by l33tdawg

Director of National Intelligence James Clapper said Monday that the Snowden revelations have sped up the sophistication of encryption by "about seven years," according to the Christian Science Monitor.

"From our standpoint, it’s not a good thing," Clapper reportedly said at CSM's breakfast event. When asked how he came up with that figure, he cited the National Security Agency.

Encryption backdoors: The brief history of an oxymoron

posted onApril 15, 2016
by l33tdawg

Over the past year, we’ve heard politicians the world over discussing the need for governments to be able to bypass encryption. Major Silicon Valley powers like Apple and Google have repeatedly told lawmakers that they can’t be given access to the encrypted services they provide for their users, with or without a warrant, because they don’t have that access themselves – only the user has the encryption key.

Documents Show FBI Deployed Software Exploits To Break Encryption Back In 2003

posted onApril 15, 2016
by l33tdawg

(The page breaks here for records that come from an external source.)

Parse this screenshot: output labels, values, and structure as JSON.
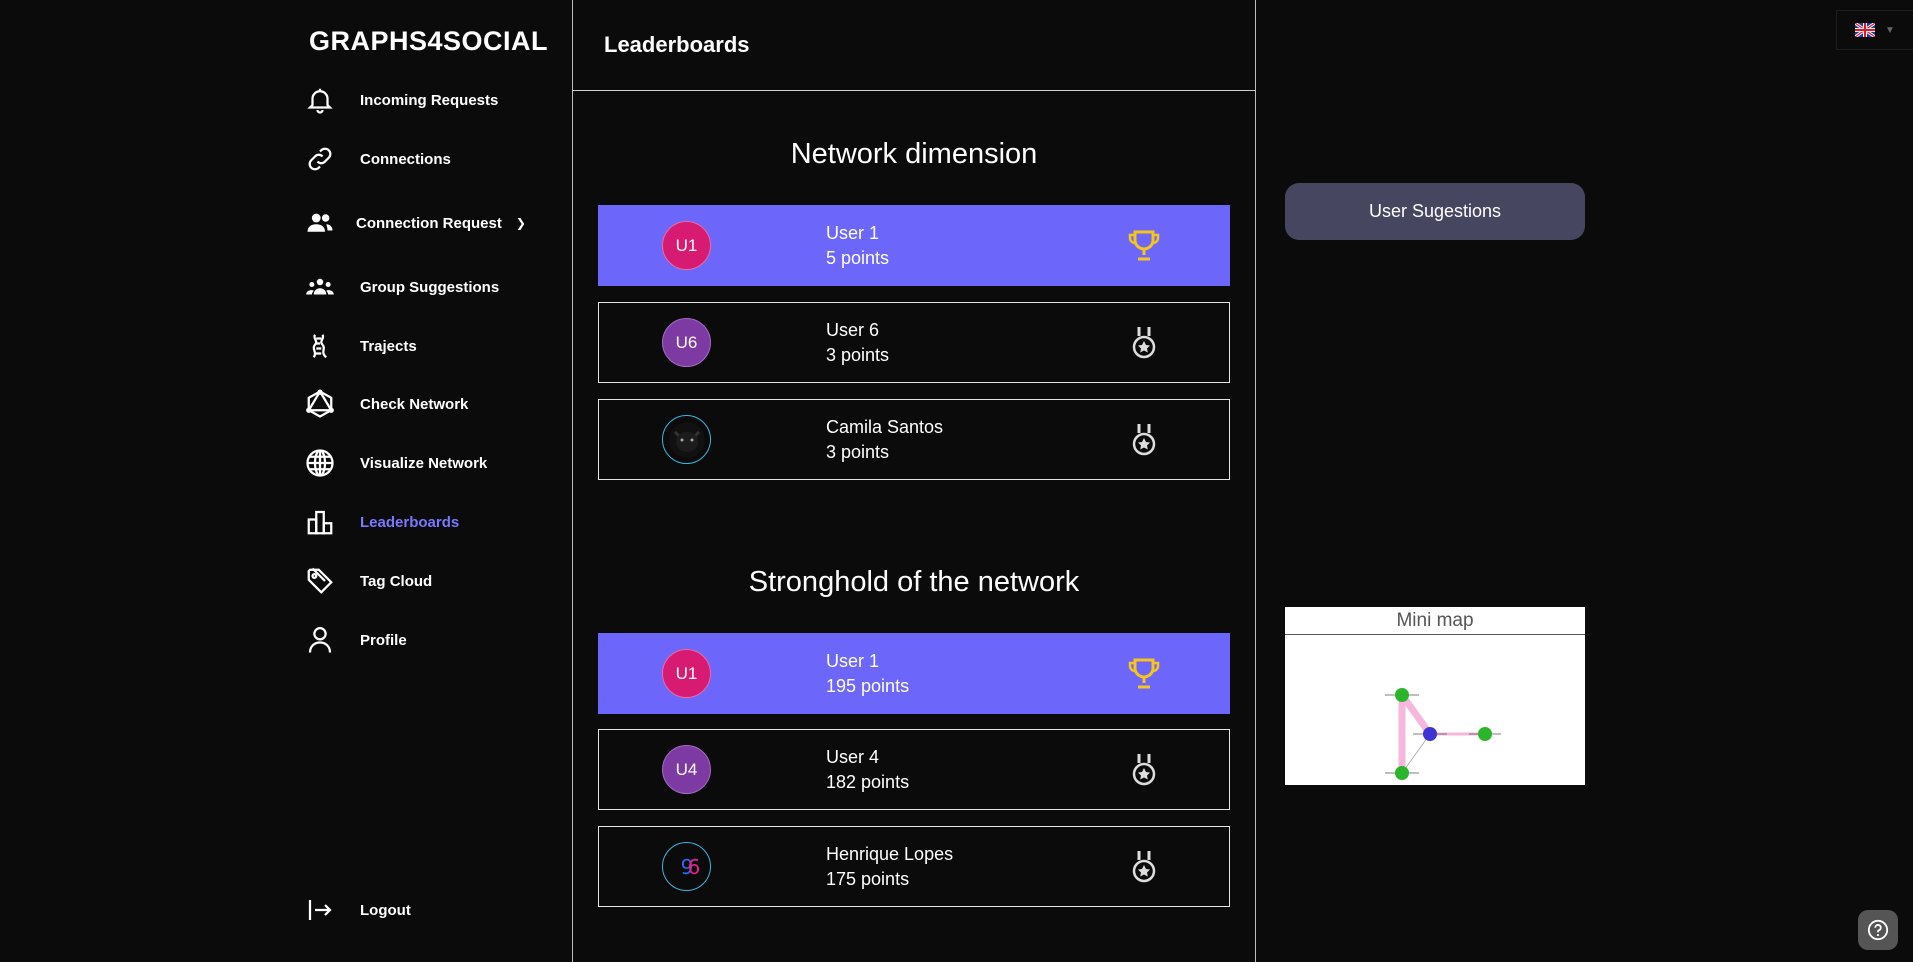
{
  "app": {
    "brand": "GRAPHS4SOCIAL"
  },
  "sidebar": {
    "items": [
      {
        "label": "Incoming Requests",
        "icon": "bell-icon"
      },
      {
        "label": "Connections",
        "icon": "link-icon"
      },
      {
        "label": "Connection Request",
        "icon": "users-icon"
      },
      {
        "label": "Group Suggestions",
        "icon": "group-icon"
      },
      {
        "label": "Trajects",
        "icon": "traject-icon"
      },
      {
        "label": "Check Network",
        "icon": "network-icon"
      },
      {
        "label": "Visualize Network",
        "icon": "globe-icon"
      },
      {
        "label": "Leaderboards",
        "icon": "leaderboard-icon"
      },
      {
        "label": "Tag Cloud",
        "icon": "tag-icon"
      },
      {
        "label": "Profile",
        "icon": "person-icon"
      }
    ],
    "active": "Leaderboards",
    "logout": "Logout"
  },
  "main": {
    "title": "Leaderboards",
    "sections": [
      {
        "title": "Network dimension",
        "entries": [
          {
            "initials": "U1",
            "name": "User 1",
            "points": "5 points",
            "badge": "trophy-icon"
          },
          {
            "initials": "U6",
            "name": "User 6",
            "points": "3 points",
            "badge": "medal-icon"
          },
          {
            "initials": "",
            "name": "Camila Santos",
            "points": "3 points",
            "badge": "medal-icon"
          }
        ]
      },
      {
        "title": "Stronghold of the network",
        "entries": [
          {
            "initials": "U1",
            "name": "User 1",
            "points": "195 points",
            "badge": "trophy-icon"
          },
          {
            "initials": "U4",
            "name": "User 4",
            "points": "182 points",
            "badge": "medal-icon"
          },
          {
            "initials": "",
            "name": "Henrique Lopes",
            "points": "175 points",
            "badge": "medal-icon"
          }
        ]
      }
    ]
  },
  "right": {
    "suggestions_button": "User Sugestions",
    "minimap_title": "Mini map"
  },
  "colors": {
    "accent": "#6c66fb",
    "active_nav": "#7b77ff",
    "trophy": "#f5c518",
    "avatar_u1": "#d81b72",
    "avatar_u6": "#7d3aa3"
  }
}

 Documents FOIA'ed by Ryan Shapiro and shared with the New York Times shed some new light on previous FBI efforts to break encryption. Back in 2003, the FBI was investigating an animal rights group for possibly sabotaging companies that used animals for testing. The FBI's Department of Cutesy Investigation Names dubbed this "Operation Trail Mix," which I'm sure endeared it to the agents on the case. At the center of the investigation were emails the FBI couldn't read. But it found a way.